Compliance with new regulation could be costly, and failure to comply could result in significant sanctions. Restricted access to digital supply chains and markets will create complexities for firms with global operating models.John Drzik, President of Global Risks and Specialties, Marsh
Technology will continue to play a vital role in promoting global prosperity. New advances are poised to increase economic productivity, provide radical healthcare solutions, and combat climate change, among other benefits.
But the pace of innovation in areas such as artificial intelligence (AI), the internet of things (IoT), and biotechnology is also creating new risks – ones that will be amplified in a world where geopolitical tensions, nationalism, and social instability are on the rise. Businesses need to consider the threats stemming from technological change through the lens of the shifting global risk landscape.
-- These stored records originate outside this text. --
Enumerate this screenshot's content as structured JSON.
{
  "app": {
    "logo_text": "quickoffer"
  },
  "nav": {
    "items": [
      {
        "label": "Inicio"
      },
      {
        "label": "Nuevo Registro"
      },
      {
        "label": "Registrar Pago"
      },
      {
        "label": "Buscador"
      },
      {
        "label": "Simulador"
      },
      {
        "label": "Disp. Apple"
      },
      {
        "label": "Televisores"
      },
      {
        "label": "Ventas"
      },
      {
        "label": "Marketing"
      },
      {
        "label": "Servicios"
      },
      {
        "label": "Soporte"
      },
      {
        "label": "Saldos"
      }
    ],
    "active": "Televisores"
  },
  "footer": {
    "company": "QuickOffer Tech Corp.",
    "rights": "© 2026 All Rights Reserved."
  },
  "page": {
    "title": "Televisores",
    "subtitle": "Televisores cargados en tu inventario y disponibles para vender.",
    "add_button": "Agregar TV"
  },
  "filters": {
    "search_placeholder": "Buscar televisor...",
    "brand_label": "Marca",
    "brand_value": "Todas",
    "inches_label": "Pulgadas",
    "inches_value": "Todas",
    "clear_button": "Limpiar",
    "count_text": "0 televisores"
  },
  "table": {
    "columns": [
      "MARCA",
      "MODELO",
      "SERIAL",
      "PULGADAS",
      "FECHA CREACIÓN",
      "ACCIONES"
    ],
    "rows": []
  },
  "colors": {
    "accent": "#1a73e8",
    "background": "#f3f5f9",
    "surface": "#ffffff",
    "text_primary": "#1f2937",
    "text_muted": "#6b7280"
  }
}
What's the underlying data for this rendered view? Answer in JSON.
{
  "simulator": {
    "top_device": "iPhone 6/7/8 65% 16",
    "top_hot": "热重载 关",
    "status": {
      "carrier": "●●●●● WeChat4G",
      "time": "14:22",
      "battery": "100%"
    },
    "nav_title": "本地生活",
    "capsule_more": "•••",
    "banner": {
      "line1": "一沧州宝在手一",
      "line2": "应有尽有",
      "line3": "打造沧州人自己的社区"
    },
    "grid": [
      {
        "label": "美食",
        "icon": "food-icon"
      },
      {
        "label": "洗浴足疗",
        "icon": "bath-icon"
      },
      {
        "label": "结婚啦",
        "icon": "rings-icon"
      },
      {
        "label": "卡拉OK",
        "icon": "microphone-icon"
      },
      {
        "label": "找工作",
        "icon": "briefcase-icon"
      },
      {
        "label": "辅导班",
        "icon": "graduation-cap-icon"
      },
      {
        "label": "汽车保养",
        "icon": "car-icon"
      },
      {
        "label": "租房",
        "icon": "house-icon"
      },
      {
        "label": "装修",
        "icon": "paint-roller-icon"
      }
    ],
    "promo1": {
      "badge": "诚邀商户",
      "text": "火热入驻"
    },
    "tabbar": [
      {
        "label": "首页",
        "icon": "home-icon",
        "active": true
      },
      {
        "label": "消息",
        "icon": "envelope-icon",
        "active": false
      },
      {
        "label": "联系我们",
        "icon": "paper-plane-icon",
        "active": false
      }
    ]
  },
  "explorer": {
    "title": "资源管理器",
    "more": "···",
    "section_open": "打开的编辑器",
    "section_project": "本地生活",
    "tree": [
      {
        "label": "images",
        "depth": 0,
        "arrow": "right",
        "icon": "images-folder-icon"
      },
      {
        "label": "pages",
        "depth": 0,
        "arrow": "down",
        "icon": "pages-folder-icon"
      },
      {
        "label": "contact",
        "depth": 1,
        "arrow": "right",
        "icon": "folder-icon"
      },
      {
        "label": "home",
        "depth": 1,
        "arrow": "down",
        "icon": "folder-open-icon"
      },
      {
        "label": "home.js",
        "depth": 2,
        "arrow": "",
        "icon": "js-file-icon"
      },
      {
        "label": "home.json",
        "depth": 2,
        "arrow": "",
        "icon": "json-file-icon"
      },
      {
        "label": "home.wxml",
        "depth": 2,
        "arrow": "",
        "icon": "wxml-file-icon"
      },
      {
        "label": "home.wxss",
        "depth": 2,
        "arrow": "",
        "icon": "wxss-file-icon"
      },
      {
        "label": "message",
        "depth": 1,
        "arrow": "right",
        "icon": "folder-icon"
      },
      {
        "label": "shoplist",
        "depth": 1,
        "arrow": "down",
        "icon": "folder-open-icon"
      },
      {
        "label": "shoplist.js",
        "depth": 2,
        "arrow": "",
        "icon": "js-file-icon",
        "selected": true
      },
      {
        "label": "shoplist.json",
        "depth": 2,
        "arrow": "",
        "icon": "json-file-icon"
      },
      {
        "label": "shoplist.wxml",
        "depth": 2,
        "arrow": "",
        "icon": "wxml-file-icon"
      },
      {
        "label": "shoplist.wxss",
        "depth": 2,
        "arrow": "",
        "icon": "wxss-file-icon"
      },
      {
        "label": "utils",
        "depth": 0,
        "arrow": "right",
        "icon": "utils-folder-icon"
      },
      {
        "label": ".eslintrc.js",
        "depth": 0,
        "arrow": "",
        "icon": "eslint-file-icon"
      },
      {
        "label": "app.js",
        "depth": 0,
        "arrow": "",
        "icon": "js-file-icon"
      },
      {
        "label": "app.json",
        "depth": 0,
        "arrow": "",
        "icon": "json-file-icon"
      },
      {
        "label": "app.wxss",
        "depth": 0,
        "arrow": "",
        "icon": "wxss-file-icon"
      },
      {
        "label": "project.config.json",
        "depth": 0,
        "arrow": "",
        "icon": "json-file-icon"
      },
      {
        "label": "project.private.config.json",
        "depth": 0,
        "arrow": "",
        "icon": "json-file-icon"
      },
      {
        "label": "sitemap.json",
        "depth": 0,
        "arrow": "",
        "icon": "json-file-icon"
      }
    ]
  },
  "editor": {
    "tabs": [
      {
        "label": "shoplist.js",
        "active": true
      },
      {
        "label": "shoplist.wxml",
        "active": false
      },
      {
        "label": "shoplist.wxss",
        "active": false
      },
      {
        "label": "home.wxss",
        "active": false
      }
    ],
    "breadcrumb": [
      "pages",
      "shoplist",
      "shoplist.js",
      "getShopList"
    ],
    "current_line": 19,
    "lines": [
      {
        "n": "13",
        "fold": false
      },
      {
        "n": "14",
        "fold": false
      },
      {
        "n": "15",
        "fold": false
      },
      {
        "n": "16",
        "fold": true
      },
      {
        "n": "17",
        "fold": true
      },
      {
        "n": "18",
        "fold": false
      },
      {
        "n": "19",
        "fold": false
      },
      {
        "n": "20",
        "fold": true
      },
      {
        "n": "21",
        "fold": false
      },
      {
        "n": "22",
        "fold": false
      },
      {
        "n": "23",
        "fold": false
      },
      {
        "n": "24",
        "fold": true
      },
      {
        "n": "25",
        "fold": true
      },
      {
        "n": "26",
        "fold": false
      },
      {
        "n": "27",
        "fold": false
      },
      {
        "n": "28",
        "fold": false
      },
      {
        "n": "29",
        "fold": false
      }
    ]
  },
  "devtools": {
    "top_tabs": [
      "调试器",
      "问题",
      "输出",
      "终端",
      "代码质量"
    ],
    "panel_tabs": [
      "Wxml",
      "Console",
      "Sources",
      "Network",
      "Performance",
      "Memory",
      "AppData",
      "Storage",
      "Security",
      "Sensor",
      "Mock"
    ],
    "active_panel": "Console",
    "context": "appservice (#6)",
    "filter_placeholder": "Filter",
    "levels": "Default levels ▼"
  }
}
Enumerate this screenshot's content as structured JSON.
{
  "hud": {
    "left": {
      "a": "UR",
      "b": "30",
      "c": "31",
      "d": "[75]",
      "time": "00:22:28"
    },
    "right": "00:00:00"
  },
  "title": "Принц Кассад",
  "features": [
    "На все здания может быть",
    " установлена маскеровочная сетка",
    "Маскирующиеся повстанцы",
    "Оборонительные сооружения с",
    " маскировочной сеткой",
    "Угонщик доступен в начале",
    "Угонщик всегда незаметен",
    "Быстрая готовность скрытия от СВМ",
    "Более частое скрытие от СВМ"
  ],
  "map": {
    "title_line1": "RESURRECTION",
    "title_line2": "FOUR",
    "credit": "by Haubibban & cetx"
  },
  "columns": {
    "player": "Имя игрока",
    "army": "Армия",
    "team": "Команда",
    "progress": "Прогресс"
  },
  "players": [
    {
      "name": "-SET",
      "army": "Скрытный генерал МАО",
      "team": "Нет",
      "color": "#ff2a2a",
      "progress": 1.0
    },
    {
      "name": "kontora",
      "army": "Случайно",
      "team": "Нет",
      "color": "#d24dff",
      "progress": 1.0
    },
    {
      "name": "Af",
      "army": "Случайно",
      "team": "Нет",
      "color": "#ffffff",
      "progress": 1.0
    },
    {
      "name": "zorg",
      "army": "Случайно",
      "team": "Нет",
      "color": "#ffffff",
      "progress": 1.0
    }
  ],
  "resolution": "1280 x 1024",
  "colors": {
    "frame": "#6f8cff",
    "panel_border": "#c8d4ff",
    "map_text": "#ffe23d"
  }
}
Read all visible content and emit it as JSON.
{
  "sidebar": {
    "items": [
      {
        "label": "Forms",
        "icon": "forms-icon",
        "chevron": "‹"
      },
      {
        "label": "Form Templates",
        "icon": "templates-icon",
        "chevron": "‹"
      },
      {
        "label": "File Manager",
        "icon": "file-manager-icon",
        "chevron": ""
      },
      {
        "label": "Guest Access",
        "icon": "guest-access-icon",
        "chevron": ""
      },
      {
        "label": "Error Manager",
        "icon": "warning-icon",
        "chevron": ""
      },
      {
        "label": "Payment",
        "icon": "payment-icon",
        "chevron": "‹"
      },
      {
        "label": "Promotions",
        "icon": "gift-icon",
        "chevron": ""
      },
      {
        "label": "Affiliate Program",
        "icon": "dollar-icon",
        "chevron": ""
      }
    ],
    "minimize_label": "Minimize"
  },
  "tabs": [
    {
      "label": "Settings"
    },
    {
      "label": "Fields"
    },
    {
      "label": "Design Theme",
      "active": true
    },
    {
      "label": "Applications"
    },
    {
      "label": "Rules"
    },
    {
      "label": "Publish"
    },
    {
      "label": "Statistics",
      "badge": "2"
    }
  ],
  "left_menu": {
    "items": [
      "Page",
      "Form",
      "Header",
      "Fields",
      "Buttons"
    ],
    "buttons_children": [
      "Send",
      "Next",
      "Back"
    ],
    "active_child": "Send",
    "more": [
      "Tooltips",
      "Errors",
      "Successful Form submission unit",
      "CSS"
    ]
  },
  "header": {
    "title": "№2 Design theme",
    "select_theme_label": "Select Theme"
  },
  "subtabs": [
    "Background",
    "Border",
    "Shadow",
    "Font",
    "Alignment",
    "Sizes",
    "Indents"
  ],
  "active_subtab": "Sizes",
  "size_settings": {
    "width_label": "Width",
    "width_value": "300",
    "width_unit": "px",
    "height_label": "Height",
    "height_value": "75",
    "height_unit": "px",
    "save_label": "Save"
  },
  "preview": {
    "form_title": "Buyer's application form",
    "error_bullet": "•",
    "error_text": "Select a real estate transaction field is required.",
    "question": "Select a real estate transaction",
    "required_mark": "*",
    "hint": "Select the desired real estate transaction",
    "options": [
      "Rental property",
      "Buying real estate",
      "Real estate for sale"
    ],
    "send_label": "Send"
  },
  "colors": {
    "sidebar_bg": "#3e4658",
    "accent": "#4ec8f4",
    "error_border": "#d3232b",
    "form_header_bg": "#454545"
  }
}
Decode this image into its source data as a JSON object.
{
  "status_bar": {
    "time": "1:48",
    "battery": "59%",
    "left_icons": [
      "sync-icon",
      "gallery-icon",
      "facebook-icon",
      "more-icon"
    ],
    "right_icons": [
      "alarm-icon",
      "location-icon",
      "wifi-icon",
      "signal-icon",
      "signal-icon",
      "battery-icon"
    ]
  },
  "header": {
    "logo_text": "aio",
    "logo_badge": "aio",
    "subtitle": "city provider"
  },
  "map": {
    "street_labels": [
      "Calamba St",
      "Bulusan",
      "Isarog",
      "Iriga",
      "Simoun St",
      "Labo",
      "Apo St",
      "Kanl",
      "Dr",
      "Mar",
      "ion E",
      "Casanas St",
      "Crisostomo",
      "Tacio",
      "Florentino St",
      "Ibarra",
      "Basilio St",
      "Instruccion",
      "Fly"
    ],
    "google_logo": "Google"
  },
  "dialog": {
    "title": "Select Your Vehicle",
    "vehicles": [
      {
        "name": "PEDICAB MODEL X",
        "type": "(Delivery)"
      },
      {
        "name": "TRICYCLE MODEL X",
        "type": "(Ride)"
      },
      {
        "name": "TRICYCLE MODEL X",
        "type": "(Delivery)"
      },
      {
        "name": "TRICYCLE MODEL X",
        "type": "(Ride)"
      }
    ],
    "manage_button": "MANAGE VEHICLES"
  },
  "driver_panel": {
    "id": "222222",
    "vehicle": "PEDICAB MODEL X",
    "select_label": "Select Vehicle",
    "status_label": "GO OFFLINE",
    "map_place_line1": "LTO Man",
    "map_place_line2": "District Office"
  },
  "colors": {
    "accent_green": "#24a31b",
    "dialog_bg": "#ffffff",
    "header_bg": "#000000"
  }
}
A recent wave of high-profile cyberattacks – with objectives ranging from disrupting critical infrastructure, to influencing the United States presidential election – has heightened attention around the need for stronger security and governance measures in the public domain. Technological advances have also facilitated a significant uplift in industrial espionage, which could grow further in an era of state-sponsored use of cyber technology. Meanwhile, the future weaponization of AI and robotics by rogue states or terrorists and the scope for hacking global satellite systems are also firmly on the radar of security specialists.
Global Tensions Amplify Tech Risks
John Drzik, President of Marsh Global Risks, on new risks to global prosperity.
John Drzik is president of Global Risks and Specialties at Marsh. Marsh, like Oliver Wyman, is a division of Marsh & McLennan Companies.